The local church (body of Christ) is often composed of diverse individuals – young and old, from various ethnic backgrounds, encompassing professionals and labourers, and featuring a range of personalities, skills, giftings, and temperaments. Yet, amidst this diversity, the unifying element is our shared life in Jesus Christ. We have all been brought together by Christ, died to our own rule and now live for Christ. Baptism serves as a vivid illustration of this unity. Those who have been baptised often talk about their baptism being a defining moment when they experienced a sense of belonging within their Church community. 1 Corinthians 12:13 says “Some of us are Jews, some are Gentiles, some are slaves, and some are free. But we have all been baptised into Christ’s body by one Spirit and we have all received the same Spirit.” Baptism doesn’t make you a member of God’s family; only faith in Christ does that, what baptism does do is show that you are part of God’s family. It highlights a connection and unity with the larger body of believers.
Baptism is rich with meaning for Christians. It declares a person’s faith in Jesus, it shares in Christ’s burial and resurrection, it symbolises behind the old life and announces their new life in Christ, and celebrates inclusion into God’s family. This significance keeps baptism a cherished practice in Christian communities today.
While belief in and following Jesus is the core of becoming a Christian, baptism remains a meaningful and encouraging step in a believer’s journey. It isn’t necessary for salvation, but it is a significant milestone in the spiritual journey of most Christian believers. The five reasons discussed provide compelling reasons to say as the Ethiopian said to Philip “What is stopping me from being baptised today” (Acts 8:36).

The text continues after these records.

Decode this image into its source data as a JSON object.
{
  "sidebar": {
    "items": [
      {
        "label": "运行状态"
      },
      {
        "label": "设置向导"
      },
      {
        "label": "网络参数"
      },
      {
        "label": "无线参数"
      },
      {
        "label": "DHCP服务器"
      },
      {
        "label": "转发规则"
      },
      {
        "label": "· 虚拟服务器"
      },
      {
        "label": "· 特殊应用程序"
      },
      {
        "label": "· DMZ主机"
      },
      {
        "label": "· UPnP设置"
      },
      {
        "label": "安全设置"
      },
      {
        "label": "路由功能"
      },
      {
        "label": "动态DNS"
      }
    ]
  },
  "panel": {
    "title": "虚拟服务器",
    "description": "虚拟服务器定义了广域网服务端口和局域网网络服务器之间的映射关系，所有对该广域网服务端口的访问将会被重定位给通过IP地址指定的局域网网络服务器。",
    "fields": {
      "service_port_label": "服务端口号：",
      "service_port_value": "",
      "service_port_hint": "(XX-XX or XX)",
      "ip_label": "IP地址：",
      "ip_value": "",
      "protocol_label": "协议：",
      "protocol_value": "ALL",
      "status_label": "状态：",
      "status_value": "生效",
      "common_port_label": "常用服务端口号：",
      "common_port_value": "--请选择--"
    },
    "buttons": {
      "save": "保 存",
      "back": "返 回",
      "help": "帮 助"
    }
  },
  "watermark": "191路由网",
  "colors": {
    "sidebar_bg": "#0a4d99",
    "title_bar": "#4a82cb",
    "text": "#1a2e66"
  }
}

If you would like to be baptised, please fill out the contact form here, or speak to one of the Pastors or your life group leader.
Originally written by Dean Moore, modified, and revised by Ben Rodgers.
Baptism & Dedication Enquiry
As a Baptist church, we only baptise people who have made the decision for themselves – this means that at our church we don’t baptise babies. We do offer dedication services for babies, but these don’t involve water. If you’re interested in getting baptised, or arranging a dedication service for your child, please fill in the form below and one of our pastors will get in touch with you.